Supplied information START

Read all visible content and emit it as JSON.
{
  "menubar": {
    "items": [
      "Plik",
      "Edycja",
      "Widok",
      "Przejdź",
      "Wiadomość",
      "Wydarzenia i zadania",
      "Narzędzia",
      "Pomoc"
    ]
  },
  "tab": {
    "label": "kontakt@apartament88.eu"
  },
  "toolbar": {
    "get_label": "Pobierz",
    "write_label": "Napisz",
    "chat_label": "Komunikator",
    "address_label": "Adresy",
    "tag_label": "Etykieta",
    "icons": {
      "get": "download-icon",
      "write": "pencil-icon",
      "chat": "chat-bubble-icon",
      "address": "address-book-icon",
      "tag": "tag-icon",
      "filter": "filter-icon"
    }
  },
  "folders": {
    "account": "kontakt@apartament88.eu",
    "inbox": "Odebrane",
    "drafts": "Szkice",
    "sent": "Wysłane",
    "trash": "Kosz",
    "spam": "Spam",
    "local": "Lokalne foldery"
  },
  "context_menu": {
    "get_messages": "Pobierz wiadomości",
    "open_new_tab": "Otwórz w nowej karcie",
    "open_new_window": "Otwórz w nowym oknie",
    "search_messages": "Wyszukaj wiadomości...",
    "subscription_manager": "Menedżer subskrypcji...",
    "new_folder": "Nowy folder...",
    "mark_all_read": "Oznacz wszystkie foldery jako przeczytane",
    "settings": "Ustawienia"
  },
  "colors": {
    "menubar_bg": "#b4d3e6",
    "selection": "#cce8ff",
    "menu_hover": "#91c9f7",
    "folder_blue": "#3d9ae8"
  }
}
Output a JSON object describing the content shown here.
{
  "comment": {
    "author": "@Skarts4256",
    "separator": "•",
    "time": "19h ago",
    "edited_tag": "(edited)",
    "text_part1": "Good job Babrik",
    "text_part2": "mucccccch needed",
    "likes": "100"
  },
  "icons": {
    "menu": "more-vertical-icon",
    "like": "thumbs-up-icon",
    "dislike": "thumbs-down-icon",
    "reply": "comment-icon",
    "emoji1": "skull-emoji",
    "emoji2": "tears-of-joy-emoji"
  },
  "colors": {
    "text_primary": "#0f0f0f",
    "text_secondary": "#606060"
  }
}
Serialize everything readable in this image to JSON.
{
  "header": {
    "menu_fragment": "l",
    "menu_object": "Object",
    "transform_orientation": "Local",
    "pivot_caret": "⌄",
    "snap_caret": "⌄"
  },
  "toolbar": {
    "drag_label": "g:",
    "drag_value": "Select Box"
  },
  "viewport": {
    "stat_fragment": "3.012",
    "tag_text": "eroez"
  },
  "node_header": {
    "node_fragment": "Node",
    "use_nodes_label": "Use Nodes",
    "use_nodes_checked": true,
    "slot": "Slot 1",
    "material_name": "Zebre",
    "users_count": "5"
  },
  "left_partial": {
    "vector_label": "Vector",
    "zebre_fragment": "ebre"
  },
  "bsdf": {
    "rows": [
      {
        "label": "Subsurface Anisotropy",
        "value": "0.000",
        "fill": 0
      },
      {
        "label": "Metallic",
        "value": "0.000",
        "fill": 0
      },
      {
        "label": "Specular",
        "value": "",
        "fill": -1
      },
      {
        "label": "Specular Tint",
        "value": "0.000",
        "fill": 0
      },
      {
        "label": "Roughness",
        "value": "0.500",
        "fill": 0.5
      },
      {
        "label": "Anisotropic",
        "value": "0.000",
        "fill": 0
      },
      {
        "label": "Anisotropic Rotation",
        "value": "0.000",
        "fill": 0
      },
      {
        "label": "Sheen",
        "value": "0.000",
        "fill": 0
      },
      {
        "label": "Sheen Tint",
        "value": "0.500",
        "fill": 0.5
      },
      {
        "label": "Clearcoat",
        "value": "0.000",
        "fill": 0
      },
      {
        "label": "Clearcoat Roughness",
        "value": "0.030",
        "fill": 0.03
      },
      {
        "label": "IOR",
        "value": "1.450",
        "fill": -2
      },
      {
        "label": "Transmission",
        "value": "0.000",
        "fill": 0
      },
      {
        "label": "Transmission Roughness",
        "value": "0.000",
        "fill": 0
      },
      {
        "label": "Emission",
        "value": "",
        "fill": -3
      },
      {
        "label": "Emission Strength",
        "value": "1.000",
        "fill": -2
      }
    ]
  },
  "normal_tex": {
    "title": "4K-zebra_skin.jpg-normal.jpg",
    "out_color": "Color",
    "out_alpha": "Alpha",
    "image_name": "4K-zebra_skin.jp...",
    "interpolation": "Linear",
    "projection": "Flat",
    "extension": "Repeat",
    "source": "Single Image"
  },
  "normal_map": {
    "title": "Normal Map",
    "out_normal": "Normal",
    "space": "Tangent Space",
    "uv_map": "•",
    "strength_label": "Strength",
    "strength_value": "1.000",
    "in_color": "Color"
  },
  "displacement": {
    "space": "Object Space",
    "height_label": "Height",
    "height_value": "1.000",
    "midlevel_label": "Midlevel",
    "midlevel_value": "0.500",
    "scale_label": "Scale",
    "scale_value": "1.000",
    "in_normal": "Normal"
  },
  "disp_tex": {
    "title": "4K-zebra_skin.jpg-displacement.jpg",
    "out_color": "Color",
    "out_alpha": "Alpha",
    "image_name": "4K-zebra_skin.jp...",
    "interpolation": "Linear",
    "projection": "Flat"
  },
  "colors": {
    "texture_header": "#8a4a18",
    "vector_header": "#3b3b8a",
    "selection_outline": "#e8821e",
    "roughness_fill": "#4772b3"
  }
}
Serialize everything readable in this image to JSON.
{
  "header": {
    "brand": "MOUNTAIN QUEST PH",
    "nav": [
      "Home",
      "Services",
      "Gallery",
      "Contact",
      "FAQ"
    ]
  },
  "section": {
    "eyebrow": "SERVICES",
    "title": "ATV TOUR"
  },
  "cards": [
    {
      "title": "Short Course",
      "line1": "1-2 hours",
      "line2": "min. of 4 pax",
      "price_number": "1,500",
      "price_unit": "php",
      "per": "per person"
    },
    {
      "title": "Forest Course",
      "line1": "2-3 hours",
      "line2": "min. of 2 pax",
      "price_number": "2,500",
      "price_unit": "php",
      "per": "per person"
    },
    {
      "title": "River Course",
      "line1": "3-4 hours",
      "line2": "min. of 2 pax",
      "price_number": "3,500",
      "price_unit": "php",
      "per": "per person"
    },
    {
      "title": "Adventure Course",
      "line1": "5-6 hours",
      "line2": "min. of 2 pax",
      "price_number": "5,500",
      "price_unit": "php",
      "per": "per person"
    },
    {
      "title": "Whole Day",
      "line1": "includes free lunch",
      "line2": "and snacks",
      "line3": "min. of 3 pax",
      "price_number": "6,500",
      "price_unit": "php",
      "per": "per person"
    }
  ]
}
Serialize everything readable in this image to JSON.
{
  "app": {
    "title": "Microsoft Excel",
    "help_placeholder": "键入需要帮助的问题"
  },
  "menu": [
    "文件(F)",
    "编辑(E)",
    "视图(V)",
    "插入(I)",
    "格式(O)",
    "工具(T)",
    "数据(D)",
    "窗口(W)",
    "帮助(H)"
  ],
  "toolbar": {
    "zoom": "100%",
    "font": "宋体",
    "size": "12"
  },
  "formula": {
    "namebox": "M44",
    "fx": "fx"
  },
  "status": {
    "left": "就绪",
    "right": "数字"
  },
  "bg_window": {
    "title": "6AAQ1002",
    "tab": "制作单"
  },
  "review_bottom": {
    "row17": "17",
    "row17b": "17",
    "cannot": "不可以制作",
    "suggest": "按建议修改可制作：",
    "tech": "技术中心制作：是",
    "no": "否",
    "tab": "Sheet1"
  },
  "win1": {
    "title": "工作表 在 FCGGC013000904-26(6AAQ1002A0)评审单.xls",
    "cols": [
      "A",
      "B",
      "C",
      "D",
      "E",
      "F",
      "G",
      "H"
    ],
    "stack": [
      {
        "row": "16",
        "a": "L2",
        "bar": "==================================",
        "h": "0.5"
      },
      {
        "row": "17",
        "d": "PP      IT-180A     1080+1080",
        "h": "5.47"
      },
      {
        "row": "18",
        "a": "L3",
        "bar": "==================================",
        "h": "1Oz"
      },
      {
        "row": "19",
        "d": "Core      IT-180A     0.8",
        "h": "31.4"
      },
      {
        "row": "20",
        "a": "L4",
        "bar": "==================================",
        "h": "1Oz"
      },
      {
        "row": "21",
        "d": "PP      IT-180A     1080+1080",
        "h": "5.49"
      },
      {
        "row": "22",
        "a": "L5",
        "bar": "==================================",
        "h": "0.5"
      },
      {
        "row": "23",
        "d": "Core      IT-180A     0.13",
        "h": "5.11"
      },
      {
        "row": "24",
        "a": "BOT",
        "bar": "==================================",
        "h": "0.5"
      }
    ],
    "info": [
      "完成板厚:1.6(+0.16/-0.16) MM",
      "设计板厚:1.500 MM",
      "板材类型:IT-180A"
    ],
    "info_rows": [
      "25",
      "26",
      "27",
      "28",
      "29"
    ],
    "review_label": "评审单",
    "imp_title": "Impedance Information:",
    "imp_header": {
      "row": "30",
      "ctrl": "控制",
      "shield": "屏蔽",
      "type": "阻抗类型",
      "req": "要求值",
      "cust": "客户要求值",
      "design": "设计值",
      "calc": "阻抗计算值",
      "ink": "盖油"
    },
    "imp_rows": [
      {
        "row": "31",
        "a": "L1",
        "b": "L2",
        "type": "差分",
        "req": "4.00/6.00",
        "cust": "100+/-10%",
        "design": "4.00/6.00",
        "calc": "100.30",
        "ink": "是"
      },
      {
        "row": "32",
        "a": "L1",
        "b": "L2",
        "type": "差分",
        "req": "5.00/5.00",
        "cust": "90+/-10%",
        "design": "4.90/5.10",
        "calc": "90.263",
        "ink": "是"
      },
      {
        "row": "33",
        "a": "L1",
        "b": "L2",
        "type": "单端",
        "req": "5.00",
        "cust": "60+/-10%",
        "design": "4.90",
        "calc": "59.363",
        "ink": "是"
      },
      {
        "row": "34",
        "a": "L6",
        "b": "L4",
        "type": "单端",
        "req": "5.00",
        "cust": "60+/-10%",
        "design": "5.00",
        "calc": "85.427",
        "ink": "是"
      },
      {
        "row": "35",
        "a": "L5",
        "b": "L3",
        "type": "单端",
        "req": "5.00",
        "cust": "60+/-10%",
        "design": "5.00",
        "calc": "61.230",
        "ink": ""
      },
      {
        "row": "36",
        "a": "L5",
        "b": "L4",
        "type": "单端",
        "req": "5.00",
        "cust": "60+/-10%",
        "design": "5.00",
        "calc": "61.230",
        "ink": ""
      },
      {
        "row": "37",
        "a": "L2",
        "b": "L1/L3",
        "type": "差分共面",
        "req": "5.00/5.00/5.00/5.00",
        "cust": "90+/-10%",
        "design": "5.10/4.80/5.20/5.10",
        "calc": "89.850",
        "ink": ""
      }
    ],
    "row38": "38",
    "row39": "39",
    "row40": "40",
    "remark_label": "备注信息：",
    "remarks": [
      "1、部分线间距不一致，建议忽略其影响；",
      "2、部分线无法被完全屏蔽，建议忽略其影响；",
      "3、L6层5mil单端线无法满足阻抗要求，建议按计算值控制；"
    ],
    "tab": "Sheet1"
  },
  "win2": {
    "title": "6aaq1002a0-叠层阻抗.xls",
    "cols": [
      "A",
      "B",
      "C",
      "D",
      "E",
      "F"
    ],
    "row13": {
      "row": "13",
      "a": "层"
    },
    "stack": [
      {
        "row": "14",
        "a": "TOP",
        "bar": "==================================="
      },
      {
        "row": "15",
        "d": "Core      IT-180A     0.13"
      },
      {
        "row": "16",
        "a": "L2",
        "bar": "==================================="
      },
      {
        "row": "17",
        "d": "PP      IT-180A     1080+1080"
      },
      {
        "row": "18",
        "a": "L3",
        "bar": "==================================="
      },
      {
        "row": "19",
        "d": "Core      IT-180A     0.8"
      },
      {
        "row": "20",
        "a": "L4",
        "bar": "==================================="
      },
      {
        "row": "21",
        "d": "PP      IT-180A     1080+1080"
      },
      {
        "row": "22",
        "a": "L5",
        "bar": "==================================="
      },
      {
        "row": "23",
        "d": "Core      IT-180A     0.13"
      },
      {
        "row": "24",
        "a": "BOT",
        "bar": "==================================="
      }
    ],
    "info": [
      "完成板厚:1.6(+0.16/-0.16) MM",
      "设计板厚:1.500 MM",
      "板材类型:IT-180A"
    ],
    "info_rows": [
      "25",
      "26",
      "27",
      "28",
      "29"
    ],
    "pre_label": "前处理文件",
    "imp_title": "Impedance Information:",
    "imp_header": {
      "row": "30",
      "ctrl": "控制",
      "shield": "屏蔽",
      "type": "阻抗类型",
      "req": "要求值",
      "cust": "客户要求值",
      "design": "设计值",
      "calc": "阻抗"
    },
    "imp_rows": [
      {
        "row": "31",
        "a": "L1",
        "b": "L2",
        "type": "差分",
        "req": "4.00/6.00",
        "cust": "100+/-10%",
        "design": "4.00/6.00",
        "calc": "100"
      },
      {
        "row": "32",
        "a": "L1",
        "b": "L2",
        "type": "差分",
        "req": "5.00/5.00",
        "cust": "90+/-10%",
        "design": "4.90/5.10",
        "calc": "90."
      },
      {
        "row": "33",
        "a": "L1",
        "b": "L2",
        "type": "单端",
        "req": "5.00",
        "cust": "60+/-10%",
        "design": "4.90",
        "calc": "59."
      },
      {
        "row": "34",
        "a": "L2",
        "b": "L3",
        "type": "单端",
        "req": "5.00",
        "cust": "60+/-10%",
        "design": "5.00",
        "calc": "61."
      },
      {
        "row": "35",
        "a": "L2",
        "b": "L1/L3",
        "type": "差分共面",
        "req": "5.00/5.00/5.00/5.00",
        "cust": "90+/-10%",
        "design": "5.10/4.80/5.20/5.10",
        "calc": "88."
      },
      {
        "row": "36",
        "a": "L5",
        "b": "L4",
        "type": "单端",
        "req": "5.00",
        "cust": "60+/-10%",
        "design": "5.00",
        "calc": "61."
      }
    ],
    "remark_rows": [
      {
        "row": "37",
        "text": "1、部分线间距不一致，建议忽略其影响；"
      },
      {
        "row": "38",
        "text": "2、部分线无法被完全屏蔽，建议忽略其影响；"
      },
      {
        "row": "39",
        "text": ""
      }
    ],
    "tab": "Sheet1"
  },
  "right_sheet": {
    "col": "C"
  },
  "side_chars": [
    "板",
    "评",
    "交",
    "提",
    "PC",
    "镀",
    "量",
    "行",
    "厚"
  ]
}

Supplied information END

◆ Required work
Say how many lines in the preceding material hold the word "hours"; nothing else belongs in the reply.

◆ Exercise response
4